A friend has purchased a block of land, my name is on the title, and, it’s here that I hope to build a low-toxic home next year. Once it’s built, I’ll be paying my share the same as if I am paying rent. The property backs onto a National Reserve.
One of our goals is to have a cottage out back. This will be used as emergency accommodation for people who find themselves in the situation that Katherine I have found ourselves in. Or as emergency bushfire relief accommodation for people sensitive to chemicals who have been displaced by bushfire.
I still attend classes at VU; and I’m lucky enough that they have made the classes fragrance free and put in an air-purifier in the room. There’s a sign on the door that reminds people that it’s a fragrance free area. And the teacher sends out emails reminding people the days before classes to please consider my needs and not use spray type products or chemical based fragrances. There is a notice in the student’s handbook about the situation.
And one student even wrote an article about why even people who don’t have any issues with fragrances should go fragrance free—all the time.
When I first started there, the Coordinator of Professional Writing and Editing helped me write a letter to the students, explaining what happens to me and what I need for them to do to help me.

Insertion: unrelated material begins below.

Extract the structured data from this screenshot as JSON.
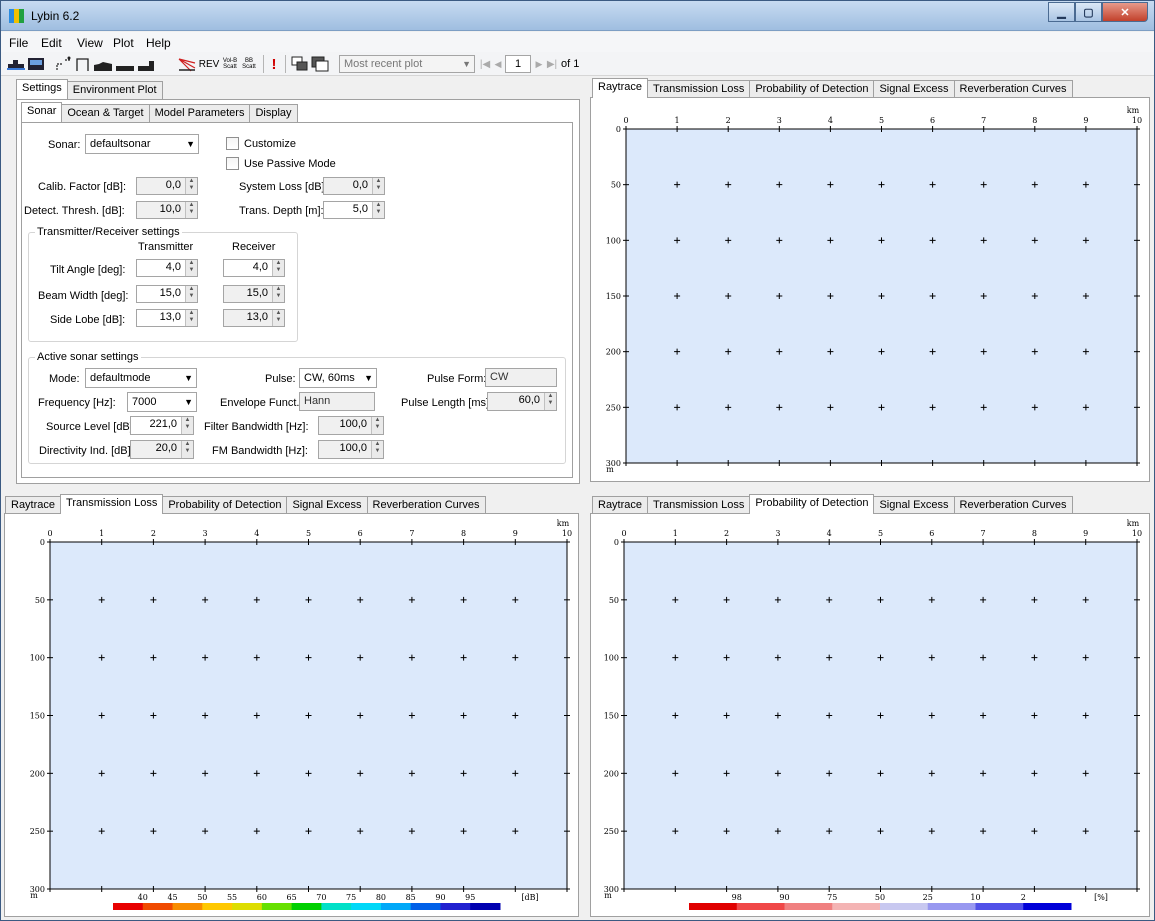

This year, one of my teachers went to the trouble of putting all printed material into plastic slips so as to minimise ink exposure. And, Victoria University Disability Services loaned me an iPad so I can read documents and books without suffering upper respiratory symptoms from breathing in ink fumes.
You know…I was feeling a tad awful about all the trouble people were going to. I could hardly believe my eyes when I received a text, sent out to all students, saying that “all the professional writing classes are now fragrance free due to staff and students who have reported health problems with these products.”
I know, and I want you all to know that speaking up about these issues is so important.
Not just for people like Katherine and me but for so many others. For the children and for future generations. It’s a problem that affects everyone in one way or another. Please wish us luck with our housing issues. And please, for everyone’s sake, stay fragrance free.
NSW Department of Health (2002) The NSW Adult Health Survey 2002. NSW Public Health Bulletin Supplement 14: S4. December 2003
HREOC (2007) Human Rights and Equal Opportunity Commission. Guidelines: Indicators of Access to Buildings and Services
Australian Government Department of Health and Ageing Office of Chemical Safety (OCS) and National Industrial Chemicals Notification and Assessment Scheme (NICNAS) Multiple Chemical Sensitivity Review Factsheet